A local authority architect wants to paint classrooms in a bright red to stimulate pupils but the client is worried this could lead to unruly behaviour. It may sound like a theoretical problem, but it was a real issue raised by an audience member at the AJ's recent conference on Colour in Design. As an indicator of how seriously these issues are now considered, the question could not have been asked in a better place. Angela Wright, director of Colour Effects, responded that red would be more suitable for a gymnasium, since it stimulates physical energy. Blue is an intellectual stimulant and yellow an emotional stimulant. Using strong colours will inject energy, whereas lighter tones are likely to soothe.
In her presentation, Wright, who has worked hard to establish a scientific basis for theories of colour, exploded some myths. It is not true, she said, that response to colour is determined by culture, age and gender - this applies only to our conditioned, conscious response. And there are no universally attractive colours, she said - just universally attractive combinations.

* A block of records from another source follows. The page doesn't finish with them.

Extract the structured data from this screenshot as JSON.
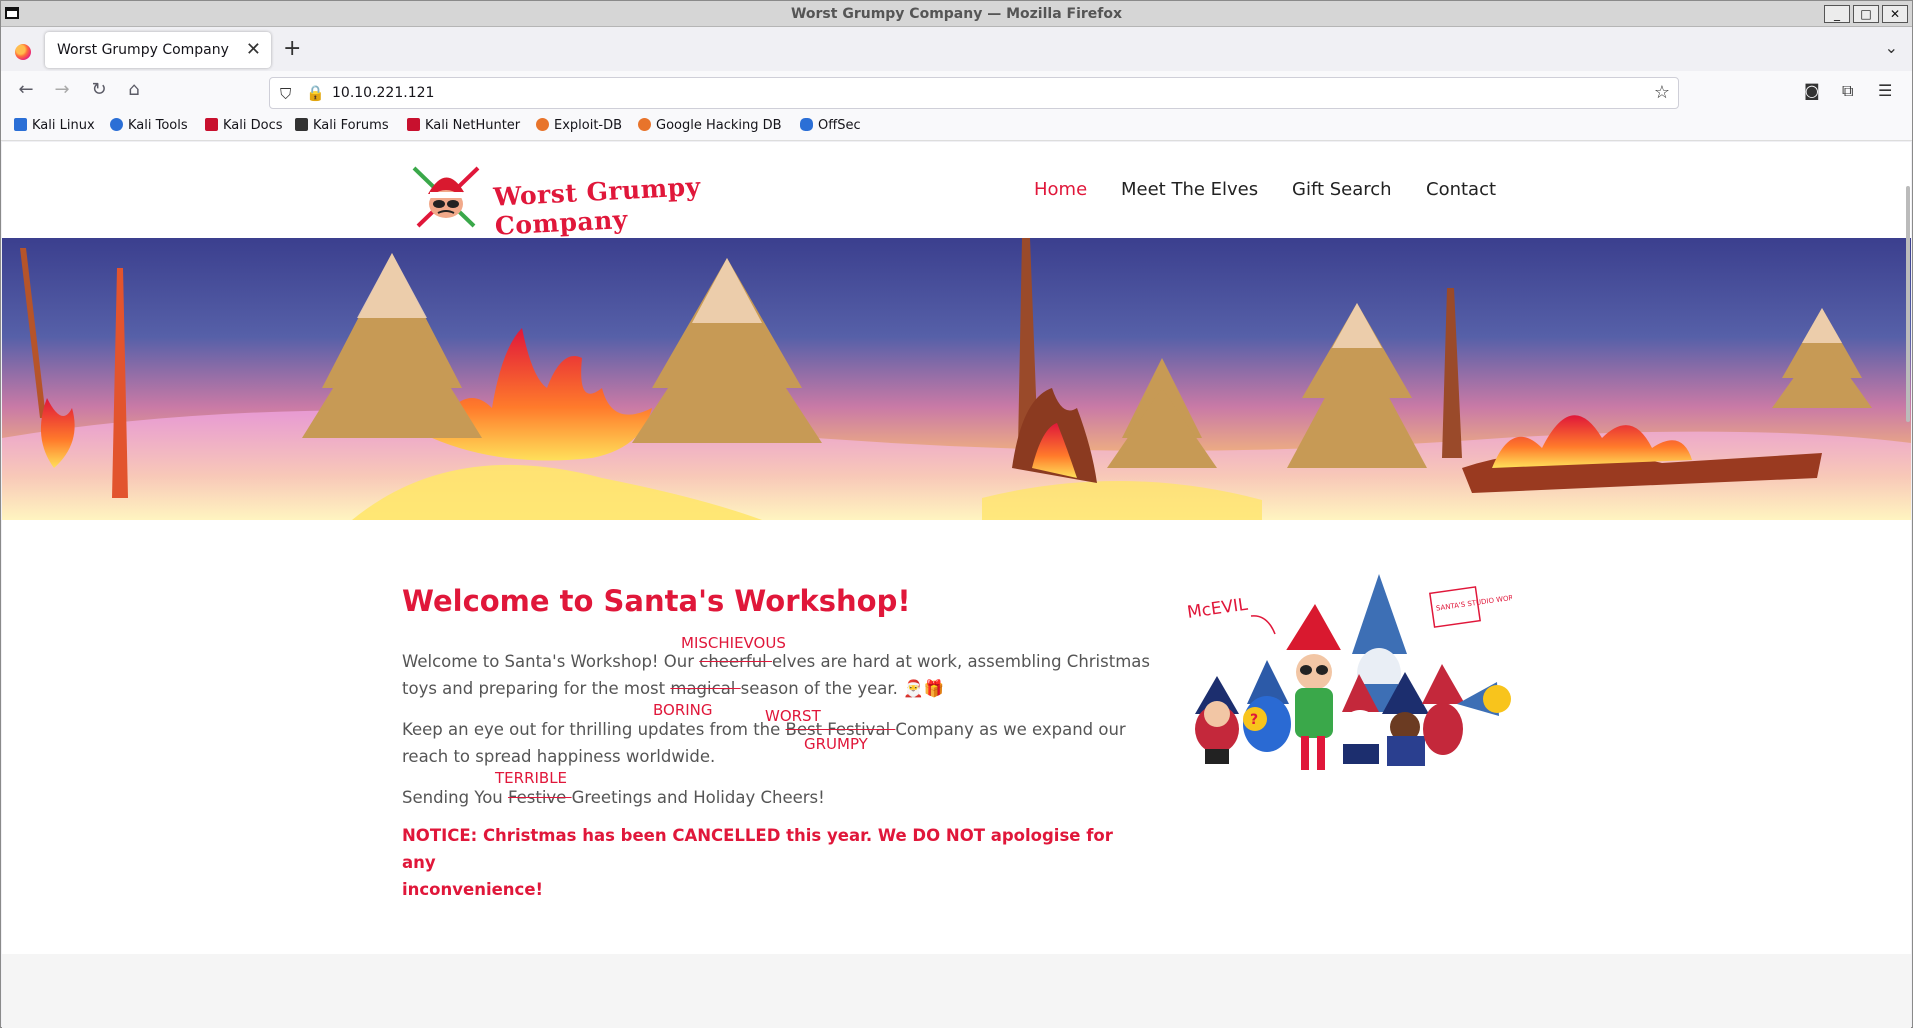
{
  "window": {
    "title": "Worst Grumpy Company — Mozilla Firefox",
    "minimize": "_",
    "maximize": "□",
    "close": "✕"
  },
  "tabs": {
    "active_label": "Worst Grumpy Company",
    "close_glyph": "✕",
    "new_tab_glyph": "+",
    "list_glyph": "⌄"
  },
  "nav": {
    "back": "←",
    "forward": "→",
    "reload": "↻",
    "home": "⌂",
    "url": "10.10.221.121",
    "shield": "⛉",
    "lock": "🔒",
    "star": "☆",
    "pocket": "◙",
    "extensions": "⧉",
    "menu": "☰"
  },
  "bookmarks": [
    {
      "label": "Kali Linux",
      "color": "#2b6fd6"
    },
    {
      "label": "Kali Tools",
      "color": "#2b6fd6"
    },
    {
      "label": "Kali Docs",
      "color": "#c8102e"
    },
    {
      "label": "Kali Forums",
      "color": "#333333"
    },
    {
      "label": "Kali NetHunter",
      "color": "#c8102e"
    },
    {
      "label": "Exploit-DB",
      "color": "#e8742b"
    },
    {
      "label": "Google Hacking DB",
      "color": "#e8742b"
    },
    {
      "label": "OffSec",
      "color": "#2b6fd6"
    }
  ],
  "site": {
    "logo_text": "Worst Grumpy Company",
    "menu": [
      "Home",
      "Meet The Elves",
      "Gift Search",
      "Contact"
    ],
    "accent": "#e0173a"
  },
  "content": {
    "heading": "Welcome to Santa's Workshop!",
    "p1_a": "Welcome to Santa's Workshop! Our ",
    "p1_strike1": "cheerful ",
    "p1_b": "elves are hard at work, assembling Christmas",
    "p1_c": "toys and preparing for the most ",
    "p1_strike2": "magical ",
    "p1_d": "season of the year. ",
    "p1_emoji": "🎅🎁",
    "scribble_mischievous": "MISCHIEVOUS",
    "scribble_boring": "BORING",
    "p2_a": "Keep an eye out for thrilling updates from the ",
    "p2_strike": "Best Festival ",
    "p2_b": "Company as we expand our",
    "p2_c": "reach to spread happiness worldwide.",
    "scribble_worst": "WORST",
    "scribble_grumpy": "GRUMPY",
    "p3_a": "Sending You ",
    "p3_strike": "Festive ",
    "p3_b": "Greetings and Holiday Cheers!",
    "scribble_terrible": "TERRIBLE",
    "notice_1": "NOTICE: Christmas has been CANCELLED this year. We DO NOT apologise for any",
    "notice_2": "inconvenience!",
    "elves_label_left": "McEVIL",
    "elves_sign": "SANTA'S STUDIO WORKSHOP"
  }
}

For architects trying to work imaginatively with colour, however, all the theory in the world is of no use if they can't actually get hold of the colours that they want.
Tim Makower, project director for Allies & Morrison on its Bankside 123 project, discussed the use of coloured external fins in the design. These coloured metal panels form a counterpoint to the smooth terracotta cladding. Originally, the architect was thinking of a purplish two-tone colour for the fins but then it hit reality and discovered that its only choice of colours was green or blue.
It settled on blue and is confident the effect will be interesting. But Makower is disappointed the selection is so limited. 'Construction of buildings is still a cottage industry - there is almost no choice, ' he said. 'If I can have it on a car, why can't I have it on a building?' With interiors there is no such restriction, since paint can of course come in any colour you can think of, plus some that you can't. Nevertheless, it can be used in very depressing ways. Hilary Dalke, director of CROMO and the Colour Design Research Centre at Kingston University, has been looking at the application of colour research to healthcare environments. She stressed the importance of this, since many long-term residents experience only three environments - their bedroom, a day room and the linking space. Choice of colours for these can therefore be key.
Curiously, Dalke found that when residents are asked to select their own colours their selections are decidedly anaemic.
There are distinct differences between men and women, with men preferring green and women liking red/blue - not good news for elderly men in homes, who are always outnumbered by women.
Oddly, respondents claimed to hate a home that had bright colours in the corridor, although the people there were far more alert than in other establishments - proof, perhaps, that our responses to colour really are instinctive and not willed.